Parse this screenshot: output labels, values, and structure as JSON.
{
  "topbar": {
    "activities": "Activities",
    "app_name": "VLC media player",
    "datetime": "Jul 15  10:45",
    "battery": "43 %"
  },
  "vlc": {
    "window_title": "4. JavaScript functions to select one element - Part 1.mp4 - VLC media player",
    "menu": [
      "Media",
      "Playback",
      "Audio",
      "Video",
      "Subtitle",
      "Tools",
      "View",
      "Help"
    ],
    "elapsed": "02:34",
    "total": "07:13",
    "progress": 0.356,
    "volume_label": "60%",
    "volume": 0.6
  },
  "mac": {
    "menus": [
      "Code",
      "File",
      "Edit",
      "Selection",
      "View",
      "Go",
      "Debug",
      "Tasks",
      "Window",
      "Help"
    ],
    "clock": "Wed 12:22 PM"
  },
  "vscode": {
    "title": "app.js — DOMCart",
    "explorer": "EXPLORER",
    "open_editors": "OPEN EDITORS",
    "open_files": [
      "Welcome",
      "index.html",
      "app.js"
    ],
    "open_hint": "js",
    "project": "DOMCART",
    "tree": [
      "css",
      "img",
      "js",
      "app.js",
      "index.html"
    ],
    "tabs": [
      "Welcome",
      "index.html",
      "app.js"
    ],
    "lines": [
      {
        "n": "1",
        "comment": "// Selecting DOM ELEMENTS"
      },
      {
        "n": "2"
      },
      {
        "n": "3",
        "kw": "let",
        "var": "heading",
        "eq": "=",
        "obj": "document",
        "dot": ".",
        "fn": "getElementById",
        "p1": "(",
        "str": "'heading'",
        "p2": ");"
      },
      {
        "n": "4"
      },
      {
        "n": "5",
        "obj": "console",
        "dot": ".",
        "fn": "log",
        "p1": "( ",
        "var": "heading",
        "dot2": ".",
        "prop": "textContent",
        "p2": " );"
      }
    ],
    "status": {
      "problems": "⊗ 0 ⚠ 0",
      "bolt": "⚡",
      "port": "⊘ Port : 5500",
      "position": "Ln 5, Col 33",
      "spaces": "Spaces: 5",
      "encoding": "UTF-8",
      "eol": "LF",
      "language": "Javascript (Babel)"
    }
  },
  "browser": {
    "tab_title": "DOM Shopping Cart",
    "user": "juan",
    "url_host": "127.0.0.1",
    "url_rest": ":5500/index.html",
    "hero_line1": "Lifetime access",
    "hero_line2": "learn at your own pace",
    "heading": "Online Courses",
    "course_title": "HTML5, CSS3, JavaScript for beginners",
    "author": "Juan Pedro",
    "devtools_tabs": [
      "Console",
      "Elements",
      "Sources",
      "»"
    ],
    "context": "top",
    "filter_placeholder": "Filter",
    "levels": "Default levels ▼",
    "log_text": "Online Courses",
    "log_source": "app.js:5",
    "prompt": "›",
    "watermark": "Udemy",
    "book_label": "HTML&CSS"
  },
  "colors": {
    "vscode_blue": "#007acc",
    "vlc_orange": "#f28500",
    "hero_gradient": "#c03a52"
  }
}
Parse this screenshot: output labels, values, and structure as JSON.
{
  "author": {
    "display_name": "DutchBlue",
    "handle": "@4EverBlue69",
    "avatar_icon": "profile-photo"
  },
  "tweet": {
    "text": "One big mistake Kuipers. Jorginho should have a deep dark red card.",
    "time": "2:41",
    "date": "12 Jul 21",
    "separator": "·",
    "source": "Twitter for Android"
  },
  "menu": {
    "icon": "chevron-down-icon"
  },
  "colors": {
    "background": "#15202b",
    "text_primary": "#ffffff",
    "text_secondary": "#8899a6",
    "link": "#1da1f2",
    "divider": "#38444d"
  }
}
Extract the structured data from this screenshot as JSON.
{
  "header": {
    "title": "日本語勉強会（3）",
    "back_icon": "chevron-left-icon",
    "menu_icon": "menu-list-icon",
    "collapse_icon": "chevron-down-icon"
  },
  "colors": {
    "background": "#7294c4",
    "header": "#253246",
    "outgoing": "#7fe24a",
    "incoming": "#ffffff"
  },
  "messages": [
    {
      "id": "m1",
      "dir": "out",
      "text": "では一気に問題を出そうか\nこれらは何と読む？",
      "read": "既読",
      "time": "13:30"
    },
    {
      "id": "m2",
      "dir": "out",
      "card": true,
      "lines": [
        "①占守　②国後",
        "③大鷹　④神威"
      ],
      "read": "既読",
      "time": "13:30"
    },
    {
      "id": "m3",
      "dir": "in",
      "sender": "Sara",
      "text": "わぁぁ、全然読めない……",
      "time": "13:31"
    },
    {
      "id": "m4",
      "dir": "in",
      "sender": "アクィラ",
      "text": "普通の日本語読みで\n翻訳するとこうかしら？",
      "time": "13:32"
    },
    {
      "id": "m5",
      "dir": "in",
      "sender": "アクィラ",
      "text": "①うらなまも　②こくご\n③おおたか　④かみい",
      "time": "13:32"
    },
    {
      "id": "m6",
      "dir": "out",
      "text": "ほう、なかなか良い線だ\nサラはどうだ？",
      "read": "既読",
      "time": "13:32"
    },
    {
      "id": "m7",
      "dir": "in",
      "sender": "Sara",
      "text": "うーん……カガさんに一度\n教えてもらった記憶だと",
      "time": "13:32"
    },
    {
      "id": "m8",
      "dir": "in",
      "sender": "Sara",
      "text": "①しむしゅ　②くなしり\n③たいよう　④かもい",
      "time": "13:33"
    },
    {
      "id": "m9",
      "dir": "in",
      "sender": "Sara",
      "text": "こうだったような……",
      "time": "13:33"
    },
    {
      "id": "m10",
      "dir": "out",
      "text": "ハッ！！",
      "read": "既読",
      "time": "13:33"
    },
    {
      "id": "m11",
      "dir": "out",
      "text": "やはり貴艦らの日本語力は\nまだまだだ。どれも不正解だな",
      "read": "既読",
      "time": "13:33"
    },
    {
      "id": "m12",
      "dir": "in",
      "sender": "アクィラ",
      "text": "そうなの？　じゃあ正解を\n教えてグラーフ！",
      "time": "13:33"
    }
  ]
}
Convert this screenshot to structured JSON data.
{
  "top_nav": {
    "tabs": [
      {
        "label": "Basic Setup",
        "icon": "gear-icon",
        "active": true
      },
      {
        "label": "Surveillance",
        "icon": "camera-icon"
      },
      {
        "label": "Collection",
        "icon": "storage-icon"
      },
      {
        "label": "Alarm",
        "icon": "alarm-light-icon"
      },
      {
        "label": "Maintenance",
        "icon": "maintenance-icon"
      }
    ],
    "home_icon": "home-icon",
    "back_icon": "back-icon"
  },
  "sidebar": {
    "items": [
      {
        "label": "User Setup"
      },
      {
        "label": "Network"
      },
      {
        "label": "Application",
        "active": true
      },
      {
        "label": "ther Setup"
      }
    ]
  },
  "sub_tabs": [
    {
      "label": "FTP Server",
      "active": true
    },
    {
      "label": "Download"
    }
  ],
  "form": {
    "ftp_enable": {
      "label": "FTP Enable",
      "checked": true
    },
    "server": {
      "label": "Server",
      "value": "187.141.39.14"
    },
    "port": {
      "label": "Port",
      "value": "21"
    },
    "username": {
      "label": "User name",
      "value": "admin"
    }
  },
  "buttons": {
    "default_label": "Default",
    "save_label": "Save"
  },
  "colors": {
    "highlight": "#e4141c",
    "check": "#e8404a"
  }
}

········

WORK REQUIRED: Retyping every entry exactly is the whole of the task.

THE ANSWER:
Parse this screenshot: output labels, values, and structure as JSON.
{
  "topbar": {
    "activities": "Activities",
    "app_name": "VLC media player",
    "datetime": "Jul 15  10:45",
    "battery": "43 %"
  },
  "vlc": {
    "window_title": "4. JavaScript functions to select one element - Part 1.mp4 - VLC media player",
    "menu": [
      "Media",
      "Playback",
      "Audio",
      "Video",
      "Subtitle",
      "Tools",
      "View",
      "Help"
    ],
    "elapsed": "02:34",
    "total": "07:13",
    "progress": 0.356,
    "volume_label": "60%",
    "volume": 0.6
  },
  "mac": {
    "menus": [
      "Code",
      "File",
      "Edit",
      "Selection",
      "View",
      "Go",
      "Debug",
      "Tasks",
      "Window",
      "Help"
    ],
    "clock": "Wed 12:22 PM"
  },
  "vscode": {
    "title": "app.js — DOMCart",
    "explorer": "EXPLORER",
    "open_editors": "OPEN EDITORS",
    "open_files": [
      "Welcome",
      "index.html",
      "app.js"
    ],
    "open_hint": "js",
    "project": "DOMCART",
    "tree": [
      "css",
      "img",
      "js",
      "app.js",
      "index.html"
    ],
    "tabs": [
      "Welcome",
      "index.html",
      "app.js"
    ],
    "lines": [
      {
        "n": "1",
        "comment": "// Selecting DOM ELEMENTS"
      },
      {
        "n": "2"
      },
      {
        "n": "3",
        "kw": "let",
        "var": "heading",
        "eq": "=",
        "obj": "document",
        "dot": ".",
        "fn": "getElementById",
        "p1": "(",
        "str": "'heading'",
        "p2": ");"
      },
      {
        "n": "4"
      },
      {
        "n": "5",
        "obj": "console",
        "dot": ".",
        "fn": "log",
        "p1": "( ",
        "var": "heading",
        "dot2": ".",
        "prop": "textContent",
        "p2": " );"
      }
    ],
    "status": {
      "problems": "⊗ 0 ⚠ 0",
      "bolt": "⚡",
      "port": "⊘ Port : 5500",
      "position": "Ln 5, Col 33",
      "spaces": "Spaces: 5",
      "encoding": "UTF-8",
      "eol": "LF",
      "language": "Javascript (Babel)"
    }
  },
  "browser": {
    "tab_title": "DOM Shopping Cart",
    "user": "juan",
    "url_host": "127.0.0.1",
    "url_rest": ":5500/index.html",
    "hero_line1": "Lifetime access",
    "hero_line2": "learn at your own pace",
    "heading": "Online Courses",
    "course_title": "HTML5, CSS3, JavaScript for beginners",
    "author": "Juan Pedro",
    "devtools_tabs": [
      "Console",
      "Elements",
      "Sources",
      "»"
    ],
    "context": "top",
    "filter_placeholder": "Filter",
    "levels": "Default levels ▼",
    "log_text": "Online Courses",
    "log_source": "app.js:5",
    "prompt": "›",
    "watermark": "Udemy",
    "book_label": "HTML&CSS"
  },
  "colors": {
    "vscode_blue": "#007acc",
    "vlc_orange": "#f28500",
    "hero_gradient": "#c03a52"
  }
}
Parse this screenshot: output labels, values, and structure as JSON.
{
  "author": {
    "display_name": "DutchBlue",
    "handle": "@4EverBlue69",
    "avatar_icon": "profile-photo"
  },
  "tweet": {
    "text": "One big mistake Kuipers. Jorginho should have a deep dark red card.",
    "time": "2:41",
    "date": "12 Jul 21",
    "separator": "·",
    "source": "Twitter for Android"
  },
  "menu": {
    "icon": "chevron-down-icon"
  },
  "colors": {
    "background": "#15202b",
    "text_primary": "#ffffff",
    "text_secondary": "#8899a6",
    "link": "#1da1f2",
    "divider": "#38444d"
  }
}
Extract the structured data from this screenshot as JSON.
{
  "header": {
    "title": "日本語勉強会（3）",
    "back_icon": "chevron-left-icon",
    "menu_icon": "menu-list-icon",
    "collapse_icon": "chevron-down-icon"
  },
  "colors": {
    "background": "#7294c4",
    "header": "#253246",
    "outgoing": "#7fe24a",
    "incoming": "#ffffff"
  },
  "messages": [
    {
      "id": "m1",
      "dir": "out",
      "text": "では一気に問題を出そうか\nこれらは何と読む？",
      "read": "既読",
      "time": "13:30"
    },
    {
      "id": "m2",
      "dir": "out",
      "card": true,
      "lines": [
        "①占守　②国後",
        "③大鷹　④神威"
      ],
      "read": "既読",
      "time": "13:30"
    },
    {
      "id": "m3",
      "dir": "in",
      "sender": "Sara",
      "text": "わぁぁ、全然読めない……",
      "time": "13:31"
    },
    {
      "id": "m4",
      "dir": "in",
      "sender": "アクィラ",
      "text": "普通の日本語読みで\n翻訳するとこうかしら？",
      "time": "13:32"
    },
    {
      "id": "m5",
      "dir": "in",
      "sender": "アクィラ",
      "text": "①うらなまも　②こくご\n③おおたか　④かみい",
      "time": "13:32"
    },
    {
      "id": "m6",
      "dir": "out",
      "text": "ほう、なかなか良い線だ\nサラはどうだ？",
      "read": "既読",
      "time": "13:32"
    },
    {
      "id": "m7",
      "dir": "in",
      "sender": "Sara",
      "text": "うーん……カガさんに一度\n教えてもらった記憶だと",
      "time": "13:32"
    },
    {
      "id": "m8",
      "dir": "in",
      "sender": "Sara",
      "text": "①しむしゅ　②くなしり\n③たいよう　④かもい",
      "time": "13:33"
    },
    {
      "id": "m9",
      "dir": "in",
      "sender": "Sara",
      "text": "こうだったような……",
      "time": "13:33"
    },
    {
      "id": "m10",
      "dir": "out",
      "text": "ハッ！！",
      "read": "既読",
      "time": "13:33"
    },
    {
      "id": "m11",
      "dir": "out",
      "text": "やはり貴艦らの日本語力は\nまだまだだ。どれも不正解だな",
      "read": "既読",
      "time": "13:33"
    },
    {
      "id": "m12",
      "dir": "in",
      "sender": "アクィラ",
      "text": "そうなの？　じゃあ正解を\n教えてグラーフ！",
      "time": "13:33"
    }
  ]
}
Convert this screenshot to structured JSON data.
{
  "top_nav": {
    "tabs": [
      {
        "label": "Basic Setup",
        "icon": "gear-icon",
        "active": true
      },
      {
        "label": "Surveillance",
        "icon": "camera-icon"
      },
      {
        "label": "Collection",
        "icon": "storage-icon"
      },
      {
        "label": "Alarm",
        "icon": "alarm-light-icon"
      },
      {
        "label": "Maintenance",
        "icon": "maintenance-icon"
      }
    ],
    "home_icon": "home-icon",
    "back_icon": "back-icon"
  },
  "sidebar": {
    "items": [
      {
        "label": "User Setup"
      },
      {
        "label": "Network"
      },
      {
        "label": "Application",
        "active": true
      },
      {
        "label": "ther Setup"
      }
    ]
  },
  "sub_tabs": [
    {
      "label": "FTP Server",
      "active": true
    },
    {
      "label": "Download"
    }
  ],
  "form": {
    "ftp_enable": {
      "label": "FTP Enable",
      "checked": true
    },
    "server": {
      "label": "Server",
      "value": "187.141.39.14"
    },
    "port": {
      "label": "Port",
      "value": "21"
    },
    "username": {
      "label": "User name",
      "value": "admin"
    }
  },
  "buttons": {
    "default_label": "Default",
    "save_label": "Save"
  },
  "colors": {
    "highlight": "#e4141c",
    "check": "#e8404a"
  }
}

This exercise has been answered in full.